According to Michael Meyer, an astronomer at the University of Michigan, computer simulations provide some answers if he assumes there is a giant star in the area created by the solar system. When these stars reach the end of their lives, they emit a large amount of matter, some of which consist of radioactive components such as aluminum-26.
Simulations show that these elements are in the stars of the new planet (and its neighbors), which provide additional heat that helps evaporate most of the water and prevent the global ocean from forming an impenetrable layer of ice on the ocean floor. This allows the carbon cycle to begin, which helps stabilize the climate and create living conditions that are friendly to life.
The important thing about this discovery is not only that it reveals how the Earth was created, but it also helps space scientists to predict which planets outside the solar system deserve attention or signs of life. By finding the right radioisotope, you can predict whether the candidate planet is a terrestrial planet or a giant ice world. In addition, a better understanding of the mechanism will help calculate how many Earth-like worlds in the galaxy.
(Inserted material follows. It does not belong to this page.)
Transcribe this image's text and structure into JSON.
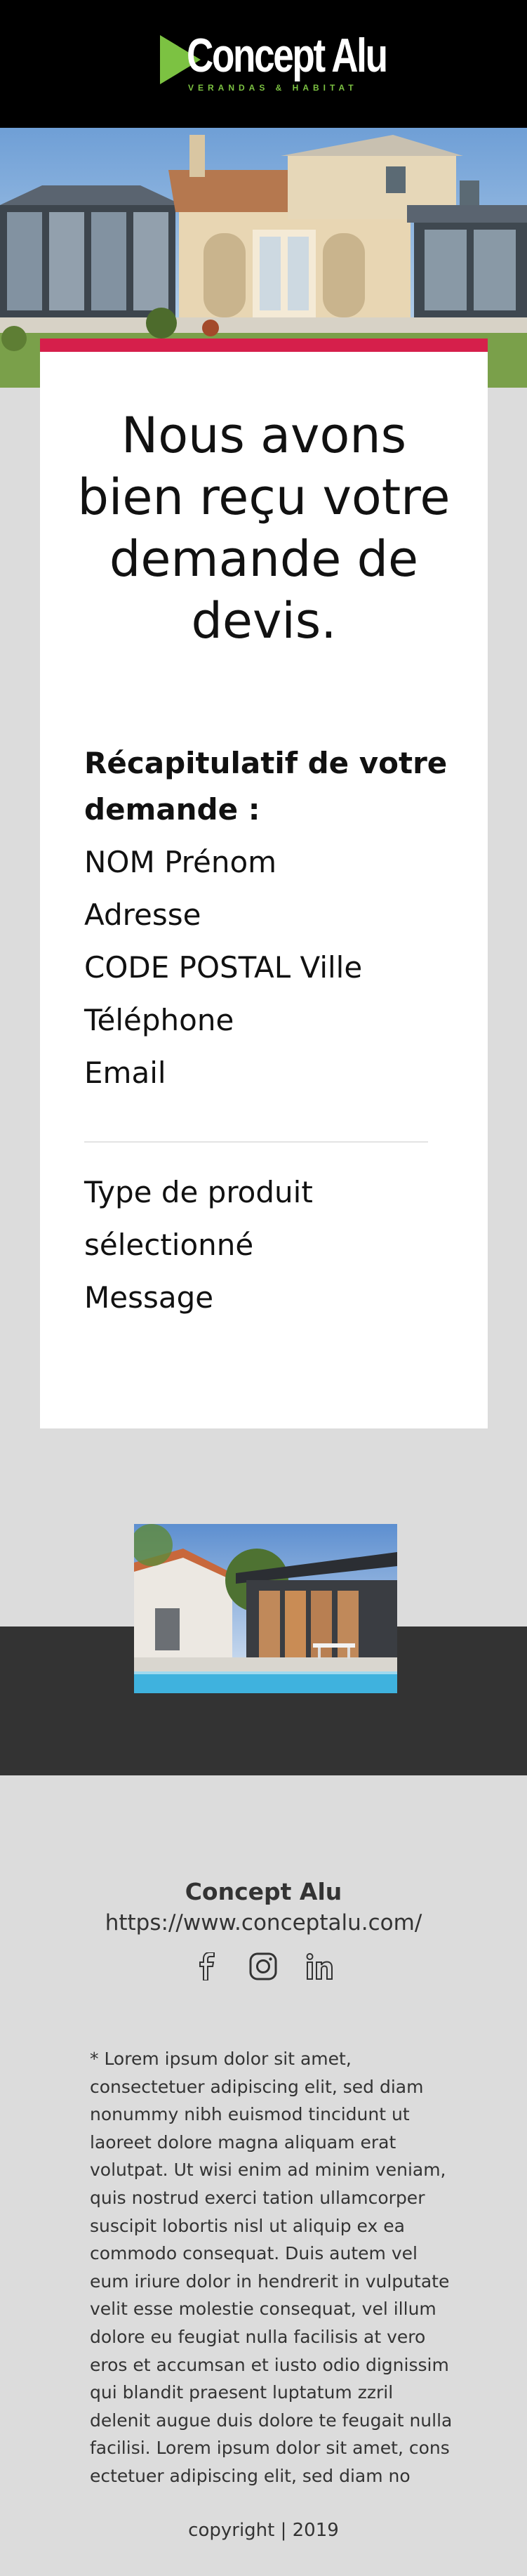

"It's great to know that radioactive elements can help dry out the wet system and explain why planets within the same system will have similar characteristics," Meyer said. "But heating a radioactive element can not be enough. How do we explain our planet, which is very dry compared to the planets created in our model? Perhaps Jupiter is also important to keep things colder than the sun.
The study was published in Nature-Astronomy.